Action item
Write each of the records out again exactly.

Provided records

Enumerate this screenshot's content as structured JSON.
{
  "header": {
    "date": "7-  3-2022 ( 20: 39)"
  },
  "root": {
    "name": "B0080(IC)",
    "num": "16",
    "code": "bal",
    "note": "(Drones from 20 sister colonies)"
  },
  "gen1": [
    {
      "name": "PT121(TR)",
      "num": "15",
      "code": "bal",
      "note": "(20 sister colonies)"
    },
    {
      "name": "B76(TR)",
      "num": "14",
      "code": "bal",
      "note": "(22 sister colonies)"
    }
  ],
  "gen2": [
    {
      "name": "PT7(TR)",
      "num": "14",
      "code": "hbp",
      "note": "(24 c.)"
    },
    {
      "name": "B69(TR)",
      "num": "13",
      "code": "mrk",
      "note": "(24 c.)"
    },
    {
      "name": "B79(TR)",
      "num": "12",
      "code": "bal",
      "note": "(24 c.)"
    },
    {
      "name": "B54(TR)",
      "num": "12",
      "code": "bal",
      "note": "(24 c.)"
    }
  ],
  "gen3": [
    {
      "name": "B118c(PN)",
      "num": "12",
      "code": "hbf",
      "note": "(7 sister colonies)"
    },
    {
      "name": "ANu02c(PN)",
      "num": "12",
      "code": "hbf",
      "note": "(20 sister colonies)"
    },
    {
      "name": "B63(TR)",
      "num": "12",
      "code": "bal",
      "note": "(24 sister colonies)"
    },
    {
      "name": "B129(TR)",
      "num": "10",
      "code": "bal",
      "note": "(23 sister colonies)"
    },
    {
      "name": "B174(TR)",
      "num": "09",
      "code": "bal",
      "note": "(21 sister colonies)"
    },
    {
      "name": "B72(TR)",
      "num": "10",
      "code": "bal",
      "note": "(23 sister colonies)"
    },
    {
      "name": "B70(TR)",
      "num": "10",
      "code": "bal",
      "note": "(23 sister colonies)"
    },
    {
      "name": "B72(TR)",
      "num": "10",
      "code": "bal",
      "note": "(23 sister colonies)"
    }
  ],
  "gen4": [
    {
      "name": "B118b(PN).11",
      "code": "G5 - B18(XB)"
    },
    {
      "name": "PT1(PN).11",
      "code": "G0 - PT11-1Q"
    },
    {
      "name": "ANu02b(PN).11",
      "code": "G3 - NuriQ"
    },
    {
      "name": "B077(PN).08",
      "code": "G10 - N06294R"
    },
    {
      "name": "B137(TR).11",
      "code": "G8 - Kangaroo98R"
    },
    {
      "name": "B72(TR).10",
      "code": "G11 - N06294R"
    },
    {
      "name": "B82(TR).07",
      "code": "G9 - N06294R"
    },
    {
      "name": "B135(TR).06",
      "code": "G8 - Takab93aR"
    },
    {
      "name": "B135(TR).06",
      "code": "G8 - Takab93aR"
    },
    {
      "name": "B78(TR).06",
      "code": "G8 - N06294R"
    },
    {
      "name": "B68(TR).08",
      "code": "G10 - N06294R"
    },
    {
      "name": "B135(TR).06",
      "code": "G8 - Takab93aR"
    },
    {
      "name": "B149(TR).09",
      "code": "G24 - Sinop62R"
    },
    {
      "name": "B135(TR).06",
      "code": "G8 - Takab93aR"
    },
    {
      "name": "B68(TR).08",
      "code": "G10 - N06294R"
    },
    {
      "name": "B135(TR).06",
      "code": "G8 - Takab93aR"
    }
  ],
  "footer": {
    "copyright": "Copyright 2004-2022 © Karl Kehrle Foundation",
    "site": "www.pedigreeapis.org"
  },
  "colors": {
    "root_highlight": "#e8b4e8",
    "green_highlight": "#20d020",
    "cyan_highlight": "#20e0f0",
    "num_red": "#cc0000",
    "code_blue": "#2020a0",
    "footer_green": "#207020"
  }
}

Result
Enumerate this screenshot's content as structured JSON.
{
  "header": {
    "date": "7-  3-2022 ( 20: 39)"
  },
  "root": {
    "name": "B0080(IC)",
    "num": "16",
    "code": "bal",
    "note": "(Drones from 20 sister colonies)"
  },
  "gen1": [
    {
      "name": "PT121(TR)",
      "num": "15",
      "code": "bal",
      "note": "(20 sister colonies)"
    },
    {
      "name": "B76(TR)",
      "num": "14",
      "code": "bal",
      "note": "(22 sister colonies)"
    }
  ],
  "gen2": [
    {
      "name": "PT7(TR)",
      "num": "14",
      "code": "hbp",
      "note": "(24 c.)"
    },
    {
      "name": "B69(TR)",
      "num": "13",
      "code": "mrk",
      "note": "(24 c.)"
    },
    {
      "name": "B79(TR)",
      "num": "12",
      "code": "bal",
      "note": "(24 c.)"
    },
    {
      "name": "B54(TR)",
      "num": "12",
      "code": "bal",
      "note": "(24 c.)"
    }
  ],
  "gen3": [
    {
      "name": "B118c(PN)",
      "num": "12",
      "code": "hbf",
      "note": "(7 sister colonies)"
    },
    {
      "name": "ANu02c(PN)",
      "num": "12",
      "code": "hbf",
      "note": "(20 sister colonies)"
    },
    {
      "name": "B63(TR)",
      "num": "12",
      "code": "bal",
      "note": "(24 sister colonies)"
    },
    {
      "name": "B129(TR)",
      "num": "10",
      "code": "bal",
      "note": "(23 sister colonies)"
    },
    {
      "name": "B174(TR)",
      "num": "09",
      "code": "bal",
      "note": "(21 sister colonies)"
    },
    {
      "name": "B72(TR)",
      "num": "10",
      "code": "bal",
      "note": "(23 sister colonies)"
    },
    {
      "name": "B70(TR)",
      "num": "10",
      "code": "bal",
      "note": "(23 sister colonies)"
    },
    {
      "name": "B72(TR)",
      "num": "10",
      "code": "bal",
      "note": "(23 sister colonies)"
    }
  ],
  "gen4": [
    {
      "name": "B118b(PN).11",
      "code": "G5 - B18(XB)"
    },
    {
      "name": "PT1(PN).11",
      "code": "G0 - PT11-1Q"
    },
    {
      "name": "ANu02b(PN).11",
      "code": "G3 - NuriQ"
    },
    {
      "name": "B077(PN).08",
      "code": "G10 - N06294R"
    },
    {
      "name": "B137(TR).11",
      "code": "G8 - Kangaroo98R"
    },
    {
      "name": "B72(TR).10",
      "code": "G11 - N06294R"
    },
    {
      "name": "B82(TR).07",
      "code": "G9 - N06294R"
    },
    {
      "name": "B135(TR).06",
      "code": "G8 - Takab93aR"
    },
    {
      "name": "B135(TR).06",
      "code": "G8 - Takab93aR"
    },
    {
      "name": "B78(TR).06",
      "code": "G8 - N06294R"
    },
    {
      "name": "B68(TR).08",
      "code": "G10 - N06294R"
    },
    {
      "name": "B135(TR).06",
      "code": "G8 - Takab93aR"
    },
    {
      "name": "B149(TR).09",
      "code": "G24 - Sinop62R"
    },
    {
      "name": "B135(TR).06",
      "code": "G8 - Takab93aR"
    },
    {
      "name": "B68(TR).08",
      "code": "G10 - N06294R"
    },
    {
      "name": "B135(TR).06",
      "code": "G8 - Takab93aR"
    }
  ],
  "footer": {
    "copyright": "Copyright 2004-2022 © Karl Kehrle Foundation",
    "site": "www.pedigreeapis.org"
  },
  "colors": {
    "root_highlight": "#e8b4e8",
    "green_highlight": "#20d020",
    "cyan_highlight": "#20e0f0",
    "num_red": "#cc0000",
    "code_blue": "#2020a0",
    "footer_green": "#207020"
  }
}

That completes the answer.